Faculty Tech Talk: Body Mechanics

Professors Christine Hendon and Kristin Myers sat down with Dean Boyce and a gathering of students for the latest faculty tech talk.

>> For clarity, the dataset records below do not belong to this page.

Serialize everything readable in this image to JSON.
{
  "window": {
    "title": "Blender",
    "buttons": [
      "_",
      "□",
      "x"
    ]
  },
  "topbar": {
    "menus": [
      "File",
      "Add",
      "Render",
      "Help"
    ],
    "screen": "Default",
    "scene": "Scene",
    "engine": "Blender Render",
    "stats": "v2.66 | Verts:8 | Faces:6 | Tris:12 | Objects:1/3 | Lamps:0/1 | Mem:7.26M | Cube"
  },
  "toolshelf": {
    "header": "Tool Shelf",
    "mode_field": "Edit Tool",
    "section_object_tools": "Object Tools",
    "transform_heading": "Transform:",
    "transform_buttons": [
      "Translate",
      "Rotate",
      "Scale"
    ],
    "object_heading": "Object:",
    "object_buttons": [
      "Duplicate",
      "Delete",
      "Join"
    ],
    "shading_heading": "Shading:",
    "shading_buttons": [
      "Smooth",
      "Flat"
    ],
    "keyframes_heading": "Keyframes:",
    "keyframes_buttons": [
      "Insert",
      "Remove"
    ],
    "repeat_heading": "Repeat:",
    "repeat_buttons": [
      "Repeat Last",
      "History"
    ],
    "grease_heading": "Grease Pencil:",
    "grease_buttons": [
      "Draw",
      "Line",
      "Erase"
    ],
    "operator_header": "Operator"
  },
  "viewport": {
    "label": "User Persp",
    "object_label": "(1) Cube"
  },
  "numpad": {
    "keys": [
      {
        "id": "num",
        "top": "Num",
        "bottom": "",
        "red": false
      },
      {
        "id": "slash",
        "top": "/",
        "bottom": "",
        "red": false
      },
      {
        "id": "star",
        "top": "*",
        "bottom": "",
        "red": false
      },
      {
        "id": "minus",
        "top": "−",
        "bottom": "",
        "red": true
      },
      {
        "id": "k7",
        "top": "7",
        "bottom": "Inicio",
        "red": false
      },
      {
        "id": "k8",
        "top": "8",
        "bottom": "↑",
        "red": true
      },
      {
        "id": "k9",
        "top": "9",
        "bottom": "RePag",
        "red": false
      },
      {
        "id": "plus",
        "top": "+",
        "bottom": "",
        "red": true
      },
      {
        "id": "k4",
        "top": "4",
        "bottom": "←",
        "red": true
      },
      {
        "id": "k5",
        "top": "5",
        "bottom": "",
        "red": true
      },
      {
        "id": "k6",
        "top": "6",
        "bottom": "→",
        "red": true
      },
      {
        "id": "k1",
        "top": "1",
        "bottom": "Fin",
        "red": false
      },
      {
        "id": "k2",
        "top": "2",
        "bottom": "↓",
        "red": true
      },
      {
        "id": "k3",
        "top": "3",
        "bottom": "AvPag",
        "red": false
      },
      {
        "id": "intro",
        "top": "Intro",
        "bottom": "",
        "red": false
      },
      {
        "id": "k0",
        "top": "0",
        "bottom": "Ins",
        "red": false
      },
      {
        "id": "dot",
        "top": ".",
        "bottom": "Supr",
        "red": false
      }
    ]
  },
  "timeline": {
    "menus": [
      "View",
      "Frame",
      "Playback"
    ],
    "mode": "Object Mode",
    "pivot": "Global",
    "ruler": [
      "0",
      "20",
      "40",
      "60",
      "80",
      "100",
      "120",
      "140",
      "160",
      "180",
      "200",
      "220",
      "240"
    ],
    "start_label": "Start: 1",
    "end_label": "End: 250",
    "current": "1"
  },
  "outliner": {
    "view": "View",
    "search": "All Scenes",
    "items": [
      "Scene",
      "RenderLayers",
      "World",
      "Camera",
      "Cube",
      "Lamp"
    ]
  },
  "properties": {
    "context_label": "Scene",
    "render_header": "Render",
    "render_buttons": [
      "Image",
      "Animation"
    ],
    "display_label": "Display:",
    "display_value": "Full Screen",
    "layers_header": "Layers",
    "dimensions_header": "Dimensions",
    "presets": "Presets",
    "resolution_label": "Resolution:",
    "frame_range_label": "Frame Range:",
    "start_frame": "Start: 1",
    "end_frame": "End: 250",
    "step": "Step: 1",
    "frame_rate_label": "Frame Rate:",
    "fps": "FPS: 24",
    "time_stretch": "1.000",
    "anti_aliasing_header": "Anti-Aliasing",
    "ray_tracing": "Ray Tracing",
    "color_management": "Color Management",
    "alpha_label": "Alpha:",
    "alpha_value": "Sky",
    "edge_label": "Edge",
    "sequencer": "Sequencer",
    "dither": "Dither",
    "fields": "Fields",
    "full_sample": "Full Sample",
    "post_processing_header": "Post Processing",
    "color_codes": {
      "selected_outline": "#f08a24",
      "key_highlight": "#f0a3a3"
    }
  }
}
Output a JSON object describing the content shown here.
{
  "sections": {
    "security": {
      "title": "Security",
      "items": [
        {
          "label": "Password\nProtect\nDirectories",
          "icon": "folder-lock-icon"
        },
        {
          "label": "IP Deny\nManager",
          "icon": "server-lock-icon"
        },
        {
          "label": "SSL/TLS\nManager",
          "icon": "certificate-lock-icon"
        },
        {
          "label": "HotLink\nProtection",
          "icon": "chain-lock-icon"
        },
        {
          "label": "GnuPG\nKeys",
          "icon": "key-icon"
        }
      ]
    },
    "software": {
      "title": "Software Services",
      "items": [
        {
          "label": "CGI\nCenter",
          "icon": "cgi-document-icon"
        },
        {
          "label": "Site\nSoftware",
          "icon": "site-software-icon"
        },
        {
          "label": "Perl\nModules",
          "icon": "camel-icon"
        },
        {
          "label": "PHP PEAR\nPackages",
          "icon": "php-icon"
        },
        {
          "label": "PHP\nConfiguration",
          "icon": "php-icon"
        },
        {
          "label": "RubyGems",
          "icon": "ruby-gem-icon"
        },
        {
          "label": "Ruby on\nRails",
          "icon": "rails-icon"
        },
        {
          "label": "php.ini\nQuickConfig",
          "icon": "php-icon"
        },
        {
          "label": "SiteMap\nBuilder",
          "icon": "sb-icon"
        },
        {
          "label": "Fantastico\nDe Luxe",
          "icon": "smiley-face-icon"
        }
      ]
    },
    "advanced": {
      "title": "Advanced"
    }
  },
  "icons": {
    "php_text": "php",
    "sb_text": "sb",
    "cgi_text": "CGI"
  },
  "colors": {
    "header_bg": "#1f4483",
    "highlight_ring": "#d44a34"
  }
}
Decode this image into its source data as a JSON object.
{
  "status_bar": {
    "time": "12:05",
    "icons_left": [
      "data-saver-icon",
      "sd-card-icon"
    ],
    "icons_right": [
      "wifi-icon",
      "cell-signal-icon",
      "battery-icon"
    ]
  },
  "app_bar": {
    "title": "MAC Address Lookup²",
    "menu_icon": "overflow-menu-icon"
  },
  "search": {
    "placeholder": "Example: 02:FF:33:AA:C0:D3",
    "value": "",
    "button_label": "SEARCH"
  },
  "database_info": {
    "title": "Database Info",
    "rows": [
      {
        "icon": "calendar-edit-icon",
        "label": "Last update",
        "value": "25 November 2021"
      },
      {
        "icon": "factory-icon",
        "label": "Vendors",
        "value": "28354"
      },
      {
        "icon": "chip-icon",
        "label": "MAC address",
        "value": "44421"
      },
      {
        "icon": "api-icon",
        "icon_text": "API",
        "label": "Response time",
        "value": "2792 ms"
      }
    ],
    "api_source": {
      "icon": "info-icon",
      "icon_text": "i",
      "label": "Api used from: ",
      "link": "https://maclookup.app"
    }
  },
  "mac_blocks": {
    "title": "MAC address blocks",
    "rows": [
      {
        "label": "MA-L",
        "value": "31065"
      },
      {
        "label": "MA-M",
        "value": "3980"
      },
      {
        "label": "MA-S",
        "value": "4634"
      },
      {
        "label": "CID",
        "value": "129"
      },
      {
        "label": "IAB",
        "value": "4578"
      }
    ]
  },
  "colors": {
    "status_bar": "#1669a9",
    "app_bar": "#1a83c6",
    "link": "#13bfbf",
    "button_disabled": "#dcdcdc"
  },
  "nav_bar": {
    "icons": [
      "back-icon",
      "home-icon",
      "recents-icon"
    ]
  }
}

More
Nov 30 2018 | By Jesse Adams | Hendon Photo Credit: Jeffrey Schifman | Myers Photo Credit: Eileen Barroso
OCT scanner for imaging breast specimens.

Improving Breast Cancer Treatment and Outcomes

Gloved hands holding a preliminary device that could mitigate preterm birth by adding light therapeutics to remodel the cervix.

Mitigating Pre-term Birth

Gloved hands holding a multi-organ chip

Personalizing Care